© All materials copyright Shirley DicKard, 2012 – 2013, except as otherwise noted.

“Our Foremothers” 1915

Emily's 4th July Speech 1

Hey, enough about our Forefathers this Independence Day!  Back in 1915, my Great Grandmother Emily Hoppin gave this speech about “Our ForeMothers” to a Fourth of July celebration in Yolo County, California.

I’ve transcribed her words from my copy of her handwritten notes.   To read her full speech go to  Emily’s Speech.                      Here are some excerpts:

“OUR FOREMOTHERS”

For over a hundred years, on this anniversary of our nation’s birth, men have written and poets have sung of our forefathers.  Today, for the first time in the history of – well – I will not say our nation, but will say of Yolo County, you are to hear not only of your forefathers but your foremothers, and I wish I had the eloquent tongue to tell of them.

Neither do I today expect to give a small meed of praise to these foremothers of ours – but I would try to win for them some of the gratitude we give our forefathers.

 Often women are the leaders and organizers of great enterprises.  Our own country owes its discovery to the masterful mind of a woman. (note: I assume Queen Isabella of Spain, who financed Christopher Columbus’ voyage to the New World.  She also took an unusual interest in the Native Americans he brought back to Spain as slaves, by ordering the Indians returned to their homeland and freed.  However, she and her husband, Ferdinand, also started the Spanish Inquisition!  Now back to 1915).  

In the history of this beautiful state of ours where the pioneers of ’49 were enduring their hardships – the women were by their side and endured with them the hardships and lessons of the plains. 

Women have however been content with no praise at all, or the praise such as the old pioneer settler out west gave to his wife when an old grizzly bear came into his cabin one day.

          Perhaps you recall the man’s scream to his frau. 

         There’s a bear in the kitchen as big as a cow. 

          And how she advised him to murder him then. 

          And how his reply was, Yes! Betty, I will if you’ll first venture in. 

          So Betty leaped up and a poker she seized. 

          While her man shut the door and outside he squeezed 

          And then you remember, she laid on the blows. 

          While her man, through the keyhole kept shouting with din,

          Well done, my brave Betty.  Now hit him again.

           So with rapping and poking, poor Betty alone

          at last laid old Bruin as dead as a stone. 

          Then when the brave man saw the bear was no more,

         he ventured to poke himself in at the door.

          And off to the neighbors he hastened to tell,

          all the wonderful things –that morning befell. 

          And he published the wonderful story afar,

          How “Me and my Betty we just slaughtered that bar.”

Now my dear friends there is nothing personal in this story – nothing that is applicable to you – for you have never said to us in regard to taking hold of work.  Yes!  Darling we will, if you’ll first venture in.   We all know how energetic you men of Yolo County are, and how anxious you are that our county shall be well governed.

How glad you are to give due praise to women today, we who are proud to stand beside you and tell of the grand women of the past.
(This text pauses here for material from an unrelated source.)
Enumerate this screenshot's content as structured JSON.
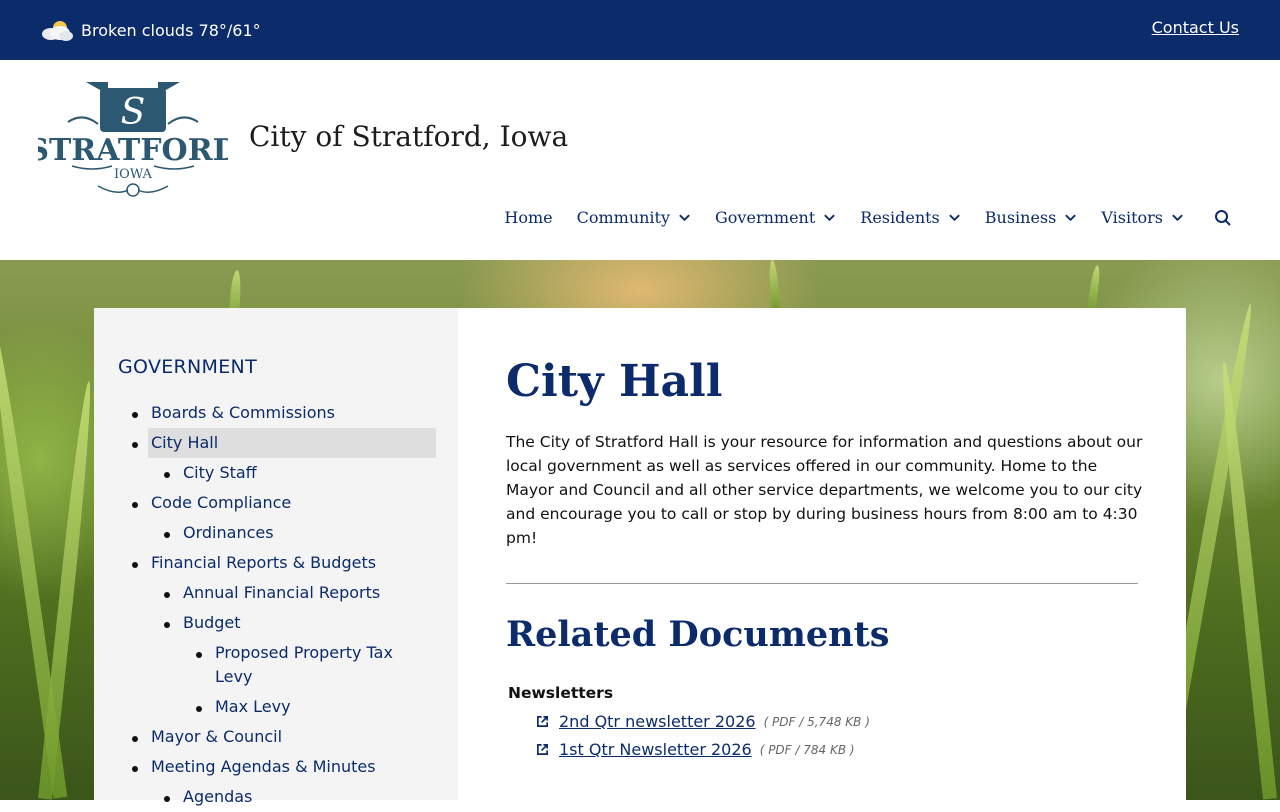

Tis like stirring living embers when one calls to mind “all the achings and the quakings of the times that tried men’s souls.”

(Her speech continues with descriptions of women’s roles in the major events of America’s history.  The complete speech is on my website:  Emily’s Speech).

We who live in these days of railroads and telegraphs and books cannot realize the lonely days and nights of these women.

Speak of (women’s) brave words, their true hearts, their noble deeds.  Tell of their purity, their faith, their heroism, and let this fourth of July celebrate their deeds, as well as he deeds of our forefathers – and if between the living and the dead, is stretched, as some believe, a spirit wire, let it signal to them the words we speak today, and may their spirits – our guardian angels watch o’er our  country and may the God of our fore fathers and mothers, who through the gloom and night has guided our people. 

© All materials copyright Shirley DicKard, 2012 – 2013, except as otherwise noted.